Despite not having any knowledge of how to run a record label in the beginning, Jonk has learnt a lot over the last five years and would suggest to those thinking about starting a label, not to plan too many releases. “I planned one release in March and one in June and so on for a year and since 99% of the bands get delayed with the recording, the design and so on, you just end up with having three releases in one month and then prostitution is the only solution to get money for all the releases. I also recommend to work kind of like a management for the band. Be sure to them a booking agency and help with merchandise and so on. If they don’t play a lot live it’s hard to sell records nowadays”.

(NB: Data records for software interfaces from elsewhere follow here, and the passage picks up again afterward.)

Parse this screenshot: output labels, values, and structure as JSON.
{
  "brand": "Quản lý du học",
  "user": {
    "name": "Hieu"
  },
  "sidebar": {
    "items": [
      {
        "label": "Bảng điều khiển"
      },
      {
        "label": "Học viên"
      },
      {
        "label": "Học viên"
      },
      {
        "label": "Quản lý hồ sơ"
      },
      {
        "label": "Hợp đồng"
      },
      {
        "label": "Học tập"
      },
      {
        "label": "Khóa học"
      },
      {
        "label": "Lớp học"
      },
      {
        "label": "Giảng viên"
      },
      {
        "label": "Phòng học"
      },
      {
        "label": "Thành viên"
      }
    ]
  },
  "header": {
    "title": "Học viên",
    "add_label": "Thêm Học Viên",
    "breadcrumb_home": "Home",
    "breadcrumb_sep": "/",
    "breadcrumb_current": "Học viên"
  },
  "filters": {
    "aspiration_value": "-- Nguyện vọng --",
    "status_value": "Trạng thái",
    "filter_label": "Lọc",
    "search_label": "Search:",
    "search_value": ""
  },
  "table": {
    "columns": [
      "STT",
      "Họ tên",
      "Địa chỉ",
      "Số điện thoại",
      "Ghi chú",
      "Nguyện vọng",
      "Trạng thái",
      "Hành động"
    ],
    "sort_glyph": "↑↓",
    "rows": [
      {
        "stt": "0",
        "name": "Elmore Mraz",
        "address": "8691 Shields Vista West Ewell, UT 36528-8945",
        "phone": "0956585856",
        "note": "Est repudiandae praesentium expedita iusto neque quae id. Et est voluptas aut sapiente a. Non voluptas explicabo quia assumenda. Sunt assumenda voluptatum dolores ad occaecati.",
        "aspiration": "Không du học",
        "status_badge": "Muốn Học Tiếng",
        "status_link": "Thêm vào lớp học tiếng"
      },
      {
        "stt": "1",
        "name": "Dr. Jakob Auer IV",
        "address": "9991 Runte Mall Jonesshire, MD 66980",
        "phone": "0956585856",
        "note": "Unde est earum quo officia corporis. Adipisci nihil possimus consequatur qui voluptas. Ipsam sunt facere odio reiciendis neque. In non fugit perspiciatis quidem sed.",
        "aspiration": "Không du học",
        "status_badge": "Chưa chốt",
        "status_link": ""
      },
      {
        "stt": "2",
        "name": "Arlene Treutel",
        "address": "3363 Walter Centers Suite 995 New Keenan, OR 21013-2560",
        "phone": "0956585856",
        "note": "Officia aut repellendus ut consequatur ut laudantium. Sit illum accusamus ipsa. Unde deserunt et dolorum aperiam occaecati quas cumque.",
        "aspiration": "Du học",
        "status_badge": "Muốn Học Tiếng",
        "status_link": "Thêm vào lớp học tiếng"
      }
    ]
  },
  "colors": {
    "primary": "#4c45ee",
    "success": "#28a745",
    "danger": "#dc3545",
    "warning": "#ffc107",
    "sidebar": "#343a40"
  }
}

For now Jonk plans to focus on the releases that Alleycat has upcoming and to continue with his club nights in Gothenburg. “Right now Trubbel’s new 7-inch is being pressed and albums for The Kendolls, Transwagon and Impo & The tents are all in the making. After that some tour booking, and running the clubs, after those releases I will wait for a while before I release some more since I need to have more time between the releases to be able to work professionally with it. I will book some less since it’s hard to have time for everything. I’ll focus on Showdown and Club Slacker and the record label and try to get some better distribution”. The future of Alleycat records sees it going c.d free and focusing on vinyl releases only. “It’s [vinyl] a cooler format and most records are sold at livegigs and mailorders nowadays and if you take me for example, I buy a lot of 7-inches and LP’s but rarely a c.d”.